This does leave me with a certain gap in material to post here, though... Fortunately, the work that Troy Lloyd has been recently posting on his blog has made me go digging through my basement for some old drawings, some of the earliest ones in which I began playing with inkblots, etc. Here are some of them, in roughly chronological order (and do keep in mind I was about 22 to 24 when making them):

And here is one done in September 1991 in collaboration with my friend Eva Struhal (I know the exact date because it's the only one signed and dated). I think she contributed some of the more landscape-y, as well as figurative, elements:

These are all 18" x 24", Sumi-e ink on paper. More to come later.


troylloyd said...

thanx for posting these, what else ya got in the basement, eh?

goodstuff, & again, i'm particularly fascinated w/ the top drawing, crazy in my head straight thru eyes, like Moon Knight when he was about to pass out & tripp'd out w/ the ELEVATOR letters, it's figurative, i'd say, & gives this viewer a feeling of interdimensionality, it's so clear, the diving figure & the midleft actionslash makes movement to add on dimensional spots,

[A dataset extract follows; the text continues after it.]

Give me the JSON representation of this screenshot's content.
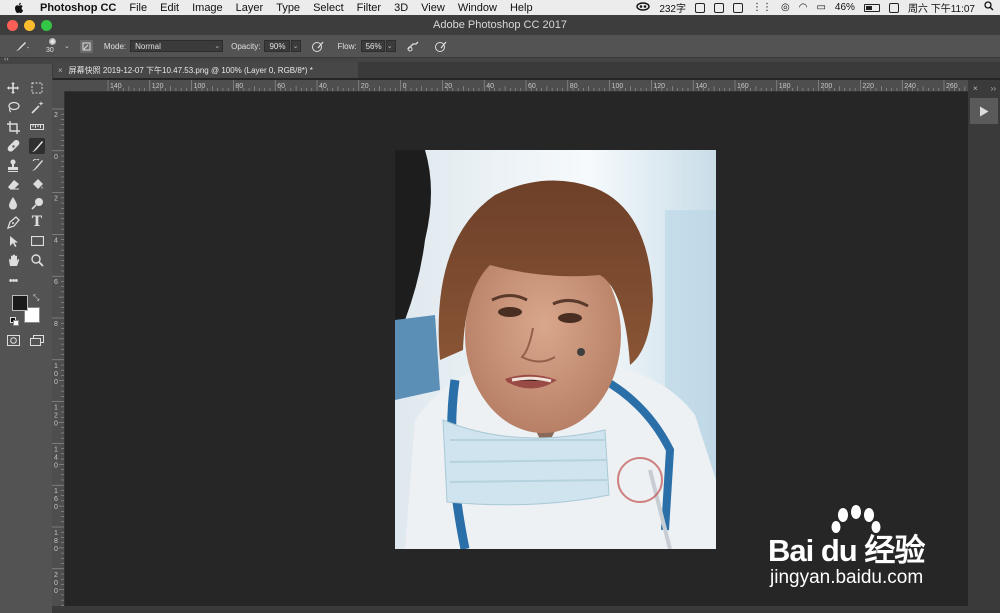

the 2nd gives me V.Gogh & motion of moving thru the nighttimes, awake & racing toward that centrality, or even navel, navel-gazing somehow took on negative connation in the West, but some Indian mystics used to actually practice a form of meditation while gazing at their navel, pretty heavy i think & that umbilical cord never leaves us, much like the celebrated phantom limb phenomenon, our cord always remains, feeding us.

Tim said...

jolly nice. hadn't seen these before.

most of them contain parts which suggest real world things to me: faces, people, animals, foliage.

which makes me think of something Dick Whyte said: that "abstract" is an absolute, but "abstraction" is relative.

"abstract" drawings can nevertheless represent identifiable things, but perhaps suggest different things to different people viewing them.

Tim said...

jolly nice. no, I hadn't seen these before.

parts of them suggest real world things such as faces, people, animals, foliage to me.

which reminds me of something Dick Whyte said: "abstract" is an absolute but "abstraction" is relative.

these "abstract" drawings nevertheless represent identifiable things to this viewer. however, a different person might perceive different things in them.